The overarching goal of this research is to identify and implement new pharmacological and behavioral treatment strategies that are maximally effective for disorders impacting OEF/OIF/OND Veterans. This lab is also investigating candidate neurosteroid, other small molecule, and protein biomarkers that are potentially relevant to the pathophysiology and treatment of post-deployment mental health. Neurosteroid investigations utilize a highly sensitive and specific state-of-the-art technique that is mass spectrometry-based. This method can reliably quantify neurosteroids with a sensitivity of two trillionths of a gram (2 x 10-12 grams or 2 picograms). A number of pharmacological agents that are effective for PTSD and depression increase neurosteroids (including selective serotonin reuptake inhibitors or SSRIs), and these molecules may thus contribute to their therapeutic efficacy. Furthermore, certain neurosteroids enhance learning and memory in rodent models. It is therefore logical to target these compounds directly as agents for pharmacological intervention. Current randomized placebo-controlled double-blind clinical trials include a project targeting the secondary prevention of PTSD with paroxetine in OEF/OIF/OND Veterans. Additional studies that are now actively enrolling utilize a novel neurosteroid intervention to treat cognitive symptoms in Veterans with PTSD and schizophrenia. The Clinical Interventions & Metabolomics Lab also investigates the neurobiological underpinnings of suicidal behaviors and the role of neurosteroids in nicotine dependence. Improved clinical interventions are urgently needed to address the post-deployment mental health needs of OEF/OIF/OND Veterans. The primary mission of this research lab is to investigate new treatments that integrate both bench and bedside endeavors by translating basic science findings to new clinical interventions that will positively impact Veteran health. – See more at: http://www.mirecc.va.gov/visn6/Interventions.asp#sthash.KB3GtvUf.dpuf

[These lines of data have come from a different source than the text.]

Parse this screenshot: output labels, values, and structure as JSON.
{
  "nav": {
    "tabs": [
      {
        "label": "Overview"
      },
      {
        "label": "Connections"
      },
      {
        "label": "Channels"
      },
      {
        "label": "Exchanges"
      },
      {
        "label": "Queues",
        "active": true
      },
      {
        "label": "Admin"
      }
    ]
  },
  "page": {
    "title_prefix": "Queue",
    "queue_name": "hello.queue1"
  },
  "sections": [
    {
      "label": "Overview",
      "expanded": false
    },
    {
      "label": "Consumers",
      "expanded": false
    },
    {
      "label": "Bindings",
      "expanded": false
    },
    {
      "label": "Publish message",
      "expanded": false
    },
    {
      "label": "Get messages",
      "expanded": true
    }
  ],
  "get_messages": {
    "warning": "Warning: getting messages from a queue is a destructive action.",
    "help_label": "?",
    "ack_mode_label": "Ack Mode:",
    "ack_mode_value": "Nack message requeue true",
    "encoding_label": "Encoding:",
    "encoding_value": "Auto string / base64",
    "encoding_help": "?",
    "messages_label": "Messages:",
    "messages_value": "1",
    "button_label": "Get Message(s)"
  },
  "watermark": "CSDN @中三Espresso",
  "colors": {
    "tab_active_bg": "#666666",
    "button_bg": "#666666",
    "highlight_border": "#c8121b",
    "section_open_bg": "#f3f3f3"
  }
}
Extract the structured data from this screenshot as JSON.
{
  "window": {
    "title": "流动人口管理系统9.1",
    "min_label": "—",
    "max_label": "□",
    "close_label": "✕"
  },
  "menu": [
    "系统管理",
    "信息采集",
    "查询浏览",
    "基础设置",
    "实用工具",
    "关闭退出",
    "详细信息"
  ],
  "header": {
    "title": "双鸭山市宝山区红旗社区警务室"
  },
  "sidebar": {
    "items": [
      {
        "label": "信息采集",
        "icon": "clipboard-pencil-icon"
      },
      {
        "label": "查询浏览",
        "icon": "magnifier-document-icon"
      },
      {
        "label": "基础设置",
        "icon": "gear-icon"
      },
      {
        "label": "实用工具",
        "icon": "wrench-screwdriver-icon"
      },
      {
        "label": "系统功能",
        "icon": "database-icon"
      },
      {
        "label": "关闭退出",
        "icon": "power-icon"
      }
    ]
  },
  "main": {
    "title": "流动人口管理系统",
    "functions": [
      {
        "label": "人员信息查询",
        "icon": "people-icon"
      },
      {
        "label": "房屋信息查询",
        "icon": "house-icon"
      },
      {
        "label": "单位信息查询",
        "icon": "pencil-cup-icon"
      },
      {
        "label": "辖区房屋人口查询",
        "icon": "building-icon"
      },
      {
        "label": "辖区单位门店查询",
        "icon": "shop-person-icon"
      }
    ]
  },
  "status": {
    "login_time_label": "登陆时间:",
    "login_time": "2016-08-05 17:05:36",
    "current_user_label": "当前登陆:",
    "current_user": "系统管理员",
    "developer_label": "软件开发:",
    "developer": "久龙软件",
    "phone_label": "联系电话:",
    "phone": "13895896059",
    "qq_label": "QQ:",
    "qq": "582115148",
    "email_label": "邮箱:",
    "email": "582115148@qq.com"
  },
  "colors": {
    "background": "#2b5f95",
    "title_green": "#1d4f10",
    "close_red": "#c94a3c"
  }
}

Christina Meade
Associate Professor of Psychiatry and Behavioral Sciences
Dr. Meade received her PhD in Clinical Psychology from Yale University in 2006 and completed a postdoctoral fellowship in drug abuse and brain imaging at Harvard Medical School in 2008. A licensed clinical psychologist, Dr. Meade has extensive patient-oriented behavioral science research experience related to HIV/AIDS, drug addiction, and mental illness, with over 40 peer-reviewed publications in this area. She has conducted a series of studies examining predictors of HIV risk behavior in adults with substance use and psychiatric disorders, and the relationship between mental health and continued risk behavior in HIV-positive adults. In recent years, she integrates neuroimaging techniques into her behavioral research to better characterize the effects of HIV infection and drug abuse on brain functioning and decision-making. Dr. Meade is also interested in the development of evidence-based treatments, including the integration of biomedical and behavioral therapies, for reducing risk behavior among drug users. She is co-investigator on the Southern Consortium Node of the NIDA Clinical Trials Network, which works closely with community partners and colleagues nationwide in research and dissemination activities designed to improve the treatment of addictions through research and implementation of evidence-based practice. As a member of the HIV and Gender special interest groups, Dr. Meade works on projects examining HIV risk behavior and gender-related disparities among drug users. Given that most people infected or affected by HIV/AIDS live in the developing world, she has initiated collaborations to expand her research on HIV, drug abuse, and mental illness to South Africa.